Demographics: PCS can occur in anyone who has experienced a concussion or mTBI, but it is more common in the following populations:

  • Athletes who participate in contact sports such as football, hockey, and soccer
  • Military personnel who have experienced blast injuries or other head injuries in combat
  • Victims of motor vehicle accidents
  • Individuals who have experienced falls or other blunt-force trauma to the head
  • Current cohort studies and analysis show that women are at greater risk for persistent PCS

Causes: PCS is caused by the brain’s inability to heal properly after a concussion. The exact cause is not fully understood, but it is believed to involve a combination of factors, including inflammation, neurotransmitter imbalances, and changes in brain function.

Signs and Symptoms: The signs and symptoms of PCS often varies from each individual, but they often include a combination of the following:

  • Headaches
  • Dizziness or vertigo
  • Fatigue or lethargy
  • Difficulty concentrating or remembering
  • Irritability or mood changes
  • Sleep disturbances
  • Sensitivity to light or noise
  • Nausea or vomiting
  • Blurred vision 
  • Anxiety or depression 

Treatment: There is no specific treatment for PCS, but symptoms can be managed through a combination of medications, therapy, and lifestyle changes. Treatment options may include:

  • Vestibular therapy or physical therapy
  • Cognitive behavioral therapy
  • Early exercise therapy 
  • Rest and relaxation
  • Avoidance of activities that worsen symptoms
  • Pain relievers such as acetaminophen or ibuprofen
  • Anti-depressants or anti-anxiety medications

Prognosis: The prognosis for PCS depends on the individual’s circumstances. However, symptoms gradually improve over time and eventually resolve completely. Some individuals may continue to experience symptoms for months or even years after the initial injury. Factors that may affect prognosis include the severity of the initial injury, the presence of other medical conditions, and the individual’s age and overall health.

How a chiropractor can help: Chiropractors specialize in the diagnosis and treatment of musculoskeletal disorders, and they may be able to help with some of the physical symptoms that can occur after a concussion, such as neck pain, headaches, and dizziness. Chiropractors may use sub-symptomatic threshold exercise, vestibule-ocular rehabilitation, spinal adjustments, soft tissue therapies, dietary modifications, and other techniques to help improve function, relieve pain, and improve mobility in the affected areas.

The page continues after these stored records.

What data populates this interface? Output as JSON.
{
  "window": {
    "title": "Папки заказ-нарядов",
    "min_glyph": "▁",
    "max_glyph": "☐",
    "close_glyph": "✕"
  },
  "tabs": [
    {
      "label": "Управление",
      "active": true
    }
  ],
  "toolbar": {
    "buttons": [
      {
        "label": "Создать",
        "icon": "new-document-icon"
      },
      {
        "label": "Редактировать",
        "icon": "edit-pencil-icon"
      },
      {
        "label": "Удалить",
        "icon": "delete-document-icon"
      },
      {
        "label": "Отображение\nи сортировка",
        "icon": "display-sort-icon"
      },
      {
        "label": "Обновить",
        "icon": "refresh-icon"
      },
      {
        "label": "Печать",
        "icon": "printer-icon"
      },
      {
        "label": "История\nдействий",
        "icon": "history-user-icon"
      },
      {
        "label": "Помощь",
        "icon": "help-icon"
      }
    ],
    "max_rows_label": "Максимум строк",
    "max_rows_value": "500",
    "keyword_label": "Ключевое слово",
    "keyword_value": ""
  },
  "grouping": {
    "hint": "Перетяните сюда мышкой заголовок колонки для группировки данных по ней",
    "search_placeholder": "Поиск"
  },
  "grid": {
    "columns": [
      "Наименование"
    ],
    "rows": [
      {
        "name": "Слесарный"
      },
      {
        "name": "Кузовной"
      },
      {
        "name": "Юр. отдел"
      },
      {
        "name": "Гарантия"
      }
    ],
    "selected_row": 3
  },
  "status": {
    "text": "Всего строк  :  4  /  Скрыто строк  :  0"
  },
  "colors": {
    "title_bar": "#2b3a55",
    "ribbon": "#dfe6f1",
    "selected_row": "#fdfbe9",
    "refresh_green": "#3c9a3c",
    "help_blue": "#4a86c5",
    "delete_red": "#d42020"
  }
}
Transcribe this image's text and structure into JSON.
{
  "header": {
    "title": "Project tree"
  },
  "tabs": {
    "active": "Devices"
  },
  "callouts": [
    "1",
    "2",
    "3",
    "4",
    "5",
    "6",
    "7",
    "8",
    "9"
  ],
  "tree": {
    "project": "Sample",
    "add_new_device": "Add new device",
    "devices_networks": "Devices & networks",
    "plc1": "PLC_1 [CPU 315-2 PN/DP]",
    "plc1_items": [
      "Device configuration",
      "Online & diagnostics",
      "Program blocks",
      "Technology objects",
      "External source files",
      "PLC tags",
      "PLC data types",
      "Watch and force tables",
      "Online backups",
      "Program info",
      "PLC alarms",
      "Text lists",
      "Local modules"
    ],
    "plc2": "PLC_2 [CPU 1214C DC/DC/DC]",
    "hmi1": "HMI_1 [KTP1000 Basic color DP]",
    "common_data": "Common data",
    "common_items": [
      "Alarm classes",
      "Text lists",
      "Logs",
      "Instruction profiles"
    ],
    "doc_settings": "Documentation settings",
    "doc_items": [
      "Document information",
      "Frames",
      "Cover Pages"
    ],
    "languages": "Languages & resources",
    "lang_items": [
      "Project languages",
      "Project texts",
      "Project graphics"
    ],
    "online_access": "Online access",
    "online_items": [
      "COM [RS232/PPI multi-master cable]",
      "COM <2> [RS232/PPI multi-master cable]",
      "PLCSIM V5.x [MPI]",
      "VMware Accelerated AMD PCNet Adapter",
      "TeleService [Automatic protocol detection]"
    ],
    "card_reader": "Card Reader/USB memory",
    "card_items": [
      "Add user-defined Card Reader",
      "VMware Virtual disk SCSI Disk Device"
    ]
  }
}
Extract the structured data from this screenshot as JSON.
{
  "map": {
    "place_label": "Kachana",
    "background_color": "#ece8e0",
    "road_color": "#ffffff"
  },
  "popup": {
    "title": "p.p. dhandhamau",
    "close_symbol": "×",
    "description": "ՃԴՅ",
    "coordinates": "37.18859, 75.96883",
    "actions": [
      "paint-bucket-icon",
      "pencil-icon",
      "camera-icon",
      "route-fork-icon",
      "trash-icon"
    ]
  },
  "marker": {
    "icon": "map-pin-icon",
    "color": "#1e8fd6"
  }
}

✒️ Chief Editor: Dr. Bill Moreau | DC, DACBSP, FACSM | Chief Medical Officer 


Permenter, Cara M., et al. “Postconcussive Syndrome – StatPearls – NCBI Bookshelf.” Postconcussive Syndrome – StatPearls – NCBI Bookshelf, 29 Aug. 2022,

Germann, D., Marshall, C., & Kazemi, M. (2020). Multi-modal management of sport and non-sport related concussion by chiropractic sports specialists: a case series. 

The Journal of the Canadian Chiropractic Association, 64(3), 214–226.

“Persistent Post-concussive Symptoms (Post-concussion Syndrome) – Symptoms and Causes.” Mayo Clinic, 18 Jan. 2023,